I thought this was important enough of a topic that flies below the radar to not just retweet it, but to shed some more bright light on the subject. Our community and similar groups bear the brunt of the (insert institution) to criminal pipeline. Here is a positive act from a “Squad” member to address this.
It’s World Kindness Day – and we’re calling on teens across the globe to assist adults with online issues. That’s because, according to our latest research conducted in 25 countries, teens are considerably better than adults at tracking down useful resources to help resolve digital difficulties…
Confidence in facing online risks
While two-thirds of teens say they know where to find help with online risks, their self-assuredness in managing online risk exposure is slightly lower than that of adults. Just under half of the teens surveyed (48%) said they were confident in handling online risks versus just over half of the adults (52%). To help build those confidence levels, check out our resources guide, which offers primary and secondary sources for all 21 risks covered in our survey. Additional information about a wide range of online activities and potential risks and harm can be found on the resources page of our website…
Microsoft’s Digital Civility Challenge
We’re making this preliminary research available on World Kindness Day to again call attention to Microsoft’s Digital Civility Challenge – four basic tenets for life online to encourage kinder, more empathetic and more respectful interactions. We’d never want to thwart debate, discussion or the free flow of ideas; it’s just important that those interactions take place free of name-calling and abuse. Specifically, we’re encouraging people to:
- Live the “Golden Rule” and treat others as you would like to be treated by leading with empathy, compassion and kindness, and affording everyone respect and dignity both online and off.

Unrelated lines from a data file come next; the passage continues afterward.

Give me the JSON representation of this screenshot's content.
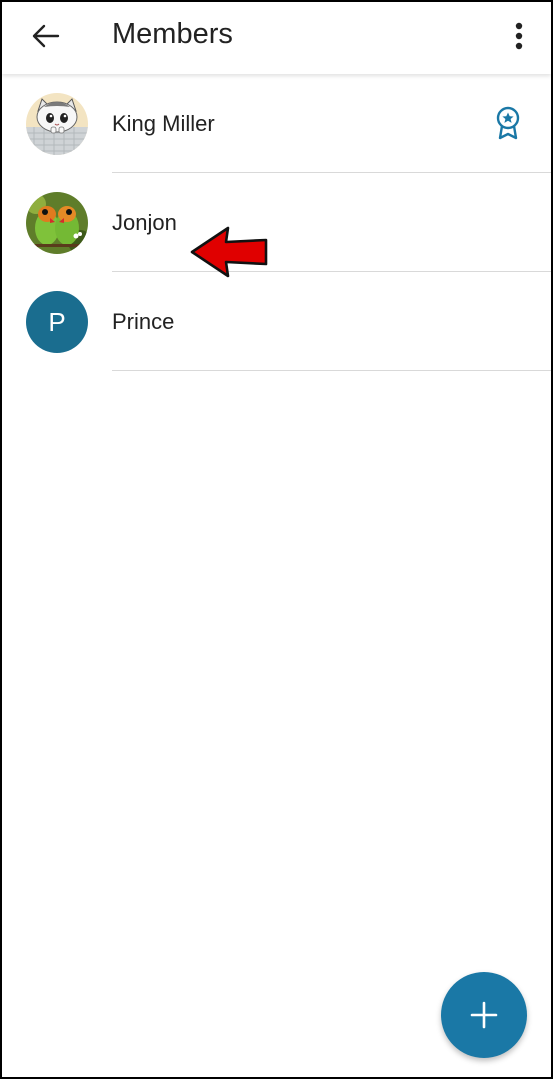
{
  "header": {
    "title": "Members",
    "back_icon": "arrow-left-icon",
    "menu_icon": "more-vert-icon"
  },
  "members": [
    {
      "name": "King Miller",
      "avatar": "cat-photo",
      "badge": "award-icon"
    },
    {
      "name": "Jonjon",
      "avatar": "parrots-photo"
    },
    {
      "name": "Prince",
      "avatar_letter": "P"
    }
  ],
  "fab": {
    "icon": "plus-icon"
  },
  "colors": {
    "accent": "#1a78a6",
    "avatar_letter_bg": "#1a6d8f",
    "annotation_arrow": "#e00000"
  }
}
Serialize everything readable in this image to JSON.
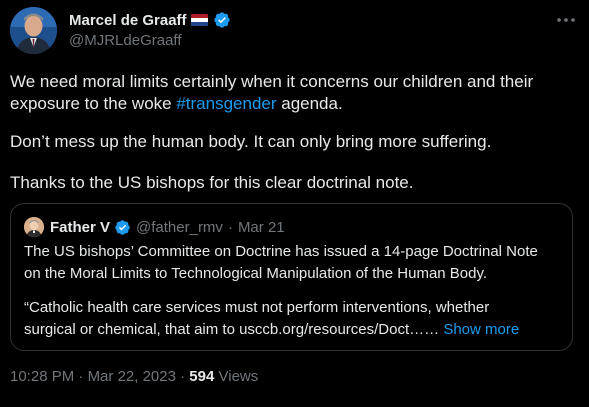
{
  "author": {
    "display_name": "Marcel de Graaff",
    "handle": "@MJRLdeGraaff",
    "flag": "netherlands-flag",
    "verified_color": "#1d9bf0"
  },
  "tweet": {
    "para1_before": "We need moral limits certainly when it concerns our children and their",
    "para1_line2_before": "exposure to the woke ",
    "hashtag": "#transgender",
    "para1_line2_after": " agenda.",
    "para2": "Don’t mess up the human body. It can only bring more suffering.",
    "para3": "Thanks to the US bishops for this clear doctrinal note."
  },
  "quote": {
    "display_name": "Father V",
    "handle": "@father_rmv",
    "separator": "·",
    "date": "Mar 21",
    "line1": "The US bishops’ Committee on Doctrine has issued a 14-page Doctrinal Note",
    "line2": "on the Moral Limits to Technological Manipulation of the Human Body.",
    "line3": "“Catholic health care services must not perform interventions, whether",
    "line4": "surgical or chemical, that aim to usccb.org/resources/Doct……",
    "show_more": "Show more"
  },
  "meta": {
    "time": "10:28 PM",
    "sep1": "·",
    "date": "Mar 22, 2023",
    "sep2": "·",
    "views_count": "594",
    "views_label": "Views"
  },
  "colors": {
    "background": "#000000",
    "text": "#e7e9ea",
    "muted": "#71767b",
    "link": "#1d9bf0",
    "border": "#2f3336"
  }
}
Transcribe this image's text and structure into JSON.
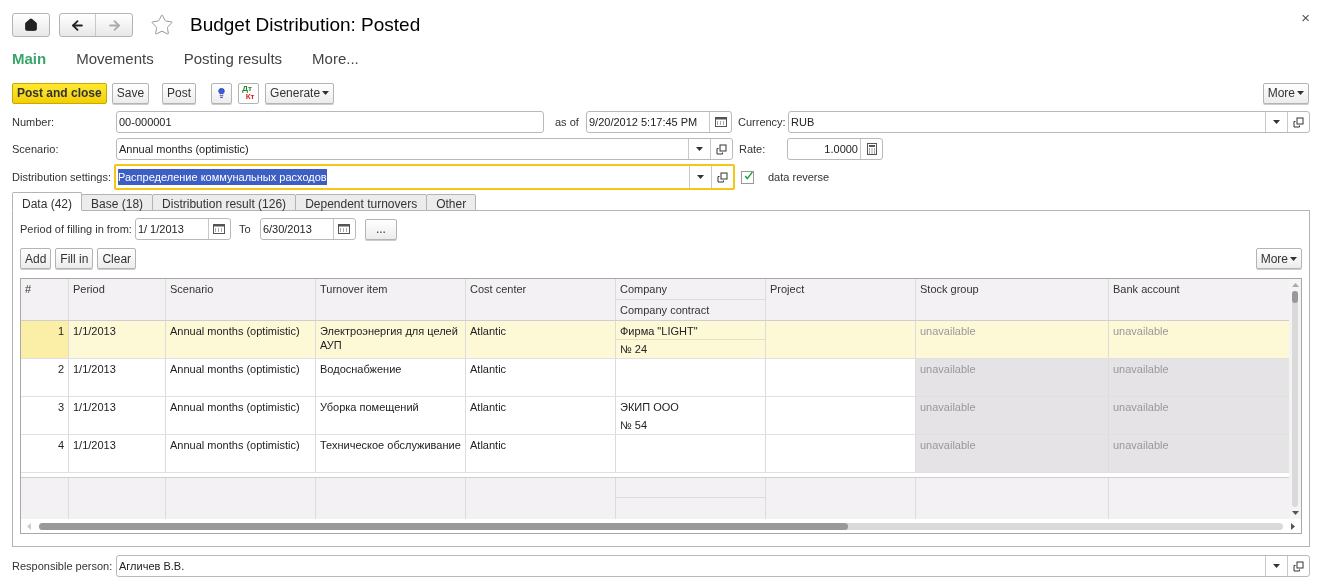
{
  "window": {
    "title": "Budget Distribution: Posted",
    "close": "×"
  },
  "form_tabs": [
    {
      "label": "Main",
      "selected": true
    },
    {
      "label": "Movements",
      "selected": false
    },
    {
      "label": "Posting results",
      "selected": false
    },
    {
      "label": "More...",
      "selected": false
    }
  ],
  "toolbar": {
    "post_and_close": "Post and close",
    "save": "Save",
    "post": "Post",
    "dt_kt": {
      "top": "Дт",
      "bottom": "Кт"
    },
    "generate": "Generate",
    "more": "More"
  },
  "fields": {
    "number": {
      "label": "Number:",
      "value": "00-000001"
    },
    "as_of": {
      "label": "as of",
      "value": "9/20/2012  5:17:45 PM"
    },
    "currency": {
      "label": "Currency:",
      "value": "RUB"
    },
    "scenario": {
      "label": "Scenario:",
      "value": "Annual months (optimistic)"
    },
    "rate": {
      "label": "Rate:",
      "value": "1.0000"
    },
    "distribution_settings": {
      "label": "Distribution settings:",
      "value": "Распределение коммунальных расходов"
    },
    "data_reverse": {
      "label": "data reverse",
      "checked": true
    }
  },
  "tabs": [
    {
      "label": "Data (42)",
      "selected": true
    },
    {
      "label": "Base (18)",
      "selected": false
    },
    {
      "label": "Distribution result (126)",
      "selected": false
    },
    {
      "label": "Dependent turnovers",
      "selected": false
    },
    {
      "label": "Other",
      "selected": false
    }
  ],
  "period": {
    "label": "Period of filling in from:",
    "from": "1/ 1/2013",
    "to_label": "To",
    "to": "6/30/2013",
    "select": "..."
  },
  "table_buttons": {
    "add": "Add",
    "fill_in": "Fill in",
    "clear": "Clear",
    "more": "More"
  },
  "table": {
    "columns": [
      "#",
      "Period",
      "Scenario",
      "Turnover item",
      "Cost center",
      "Company",
      "Company contract",
      "Project",
      "Stock group",
      "Bank account"
    ],
    "rows": [
      {
        "number": "1",
        "period": "1/1/2013",
        "scenario": "Annual months (optimistic)",
        "turnover_item": "Электроэнергия для целей АУП",
        "cost_center": "Atlantic",
        "company": "Фирма \"LIGHT\"",
        "company_contract": "№ 24",
        "stock_group": "unavailable",
        "bank_account": "unavailable",
        "selected": true
      },
      {
        "number": "2",
        "period": "1/1/2013",
        "scenario": "Annual months (optimistic)",
        "turnover_item": "Водоснабжение",
        "cost_center": "Atlantic",
        "stock_group": "unavailable",
        "bank_account": "unavailable",
        "selected": false
      },
      {
        "number": "3",
        "period": "1/1/2013",
        "scenario": "Annual months (optimistic)",
        "turnover_item": "Уборка помещений",
        "cost_center": "Atlantic",
        "company": "ЭКИП ООО",
        "company_contract": "№ 54",
        "stock_group": "unavailable",
        "bank_account": "unavailable",
        "selected": false
      },
      {
        "number": "4",
        "period": "1/1/2013",
        "scenario": "Annual months (optimistic)",
        "turnover_item": "Техническое обслуживание",
        "cost_center": "Atlantic",
        "stock_group": "unavailable",
        "bank_account": "unavailable",
        "selected": false
      }
    ]
  },
  "responsible_person": {
    "label": "Responsible person:",
    "value": "Агличев В.В."
  }
}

- Respect differences by honoring diverse opinions and perspectives and, when disagreements surface, engage thoughtfully by avoiding name-calling and abusive
- Pause before replying to comments or posts you disagree with and refrain from posting or sending anything that could hurt someone, damage a reputation or threaten someone’s safety.
- Stand up for yourself and others if it’s safe and prudent to do so; report illegal and abusive content and behavior, and preserve evidence.
The rest of the post Microsoft study: Teens are better than adults at finding help with online issues appeared first on Microsoft on the Issues.
As digital technology becomes more and more essential in our day-to-day lives, the lack of action by the United States Congress to pass comprehensive privacy legislation continues to be a serious issue for people who are concerned about how their data is collected, used and shared. There is good news, however. In the absence of strong national legislation, California has enacted a landmark privacy law, known as the California Consumer Privacy Act, or CCPA, which goes into effect on Jan. 1, 2020.
CCPA marks an important step toward providing people with more robust control over their data in the United States. It also shows that we can make progress to strengthen privacy protections in this country at the state level even when Congress can’t or won’t act.
We are strong supporters of California’s new law and the expansion of privacy protections in the United States that it represents. Our approach to privacy starts with the belief that privacy is a fundamental human right and includes our commitment to provide robust protection for every individual. This is why, in 2018, we were the first company to voluntarily extend the core data privacy rights included in the European Union’s General Data Protection Regulation (GDPR) to customers around the world, not just to those in the EU who are covered by the regulation. Similarly, we will extend CCPA’s core rights for people to control their data to all our customers in the U.S.
We continue to put these principles into practice every day through ongoing investments in tools that give people greater control over their personal information. More than 25 million people around the world – including over 10 million people in the U.S. – have used our privacy dashboard to understand and control their personal data. By being transparent about the data we collect and how we use it, and by providing solutions that empower businesses to safeguard personal data and comply with privacy laws, we can demonstrate our commitment in the absence of Congressional action…
The rest of this post Microsoft will honor California’s new privacy rights throughout the United States appeared first on Microsoft on the Issues.
It is Veterans Day (observed and actual) in the United States plus Canada and it’s more than just a day for no mail delivery and closed office buildings. The requisite veteran human interest stories abound the timeline, Facebook, Media in general. Here is my favorite tech company with a real solution.
Melinda Gates, whose book this year documented the systemic and societal challenges that continue to face women around the world, this morning pledged $1 billion over the next 10 years to initiatives designed to accelerate gender equity in the United States…
In the announcement on Tuesday, October 2, Gates cited three priorities for the funds: 1) “dismantling the barriers to women’s professional advancement;” 2) “fast-tracking women in sectors with outsized impact on our society—like technology, media, and public office; and 3) “mobilizing shareholders, consumers, and employees to amplify external pressure on companies and organizations in need of reform.”…
A Pivotal Ventures representative says the firm will make both investments and philanthropic grants with the $1 billion in funds over the next decade…
French tiny house firm Baluchon recently completed a new model named the Solaris. Despite its country’s strict towing laws that require tiny houses to be small and light, the firm managed to shoehorn in a relatively spacious kitchen and dining room.